Residential schools: the last one wasn't closed until 1996. By that time, more than 200,000 children had been forced into 132 federal institutions. In between this time was something called the "60s scoop", during which the federal government would place Indigenous children with non-Indigenous families as another form of cultural assimilation.
Glenwright: Useful for the newsroom: come up with ways to incorporate this history into reporting on Aboriginal issues that calls for it. Sidebars of timelines, etc.
Glenwright: Modern treaties have been made since the Indian Act. Most promises from these have not been fulfilled, and proving this is often difficult. It's first necessary to legally prove that treaties made orally or not fully documented are legally sound, which costs money.
Moving on to financial structures: it's the federal government's responsibility to provide basic services to on-reserve First Nations. Federal funding, however, is not topped up, and municipal or provincial funding does not apply here. This also doesn't account for the fact that large swaths of Aboriginal communities live in urban areas.
Tips for building relationships: You should be treating Indigenous communities as any other source on your beat, and call them just as often. Try to go to events, not just for the purpose of reporting on stories. Follow up with sources after a story you write is done. Check Aboriginal news sites.
Look beyond cultural events for stories, and try to include Aboriginal people in stories with a non-Aboriginal focus.
Journalists often only appear when a community is in one of two modes: crisis or celebration. That misses a whole spectrum of experience and complexity that can occur in between.

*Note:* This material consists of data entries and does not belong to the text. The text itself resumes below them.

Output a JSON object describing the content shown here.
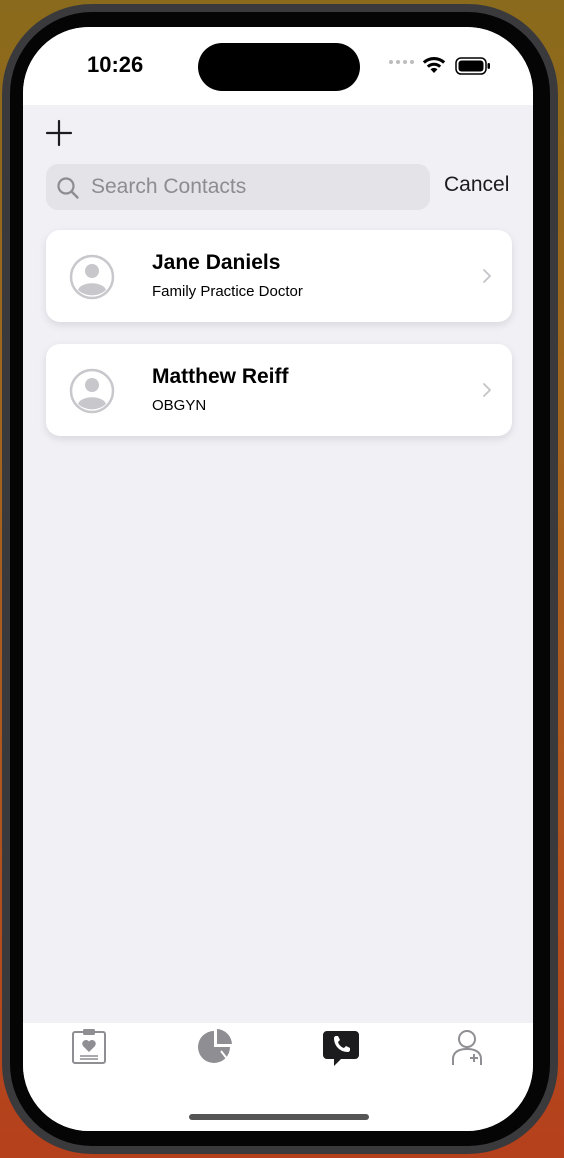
{
  "status": {
    "time": "10:26"
  },
  "search": {
    "placeholder": "Search Contacts",
    "cancel_label": "Cancel"
  },
  "contacts": [
    {
      "name": "Jane Daniels",
      "subtitle": "Family Practice Doctor"
    },
    {
      "name": "Matthew Reiff",
      "subtitle": "OBGYN"
    }
  ],
  "tabs": [
    {
      "icon": "clipboard-heart-icon",
      "active": false
    },
    {
      "icon": "pie-chart-icon",
      "active": false
    },
    {
      "icon": "phone-bubble-icon",
      "active": true
    },
    {
      "icon": "add-person-icon",
      "active": false
    }
  ],
  "colors": {
    "accent": "#000000",
    "background": "#f1f0f5",
    "inactive_tab": "#8e8e93"
  }
}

Also: know the context of interviews. If you're interviewing with an Elder, for example, and they are telling you a story, don't rush them to get that quick recording or quote. Take the time to listen.
Be upfront about who you are and the information you're looking for for a story—particularly when you're reporting on a sensitive issue.
Also: useful to spend more time on solution-focused journalism. Not necessarily advocacy stories. For example: in the amount of reporting done on missing and murdered Indigenous women over the past year, stories on initiatives to bring attention to the issue, working for a solution, etc., are just as important as statistics.
Being sensitive to issues is not the same thing as avoiding them. As journalists we have the responsibility to objectively report on stories, but there are ways we can do this while still being accurately sensitive to the issue of Indigenous reporting.
And that wraps up this panel. Thanks for tuning in!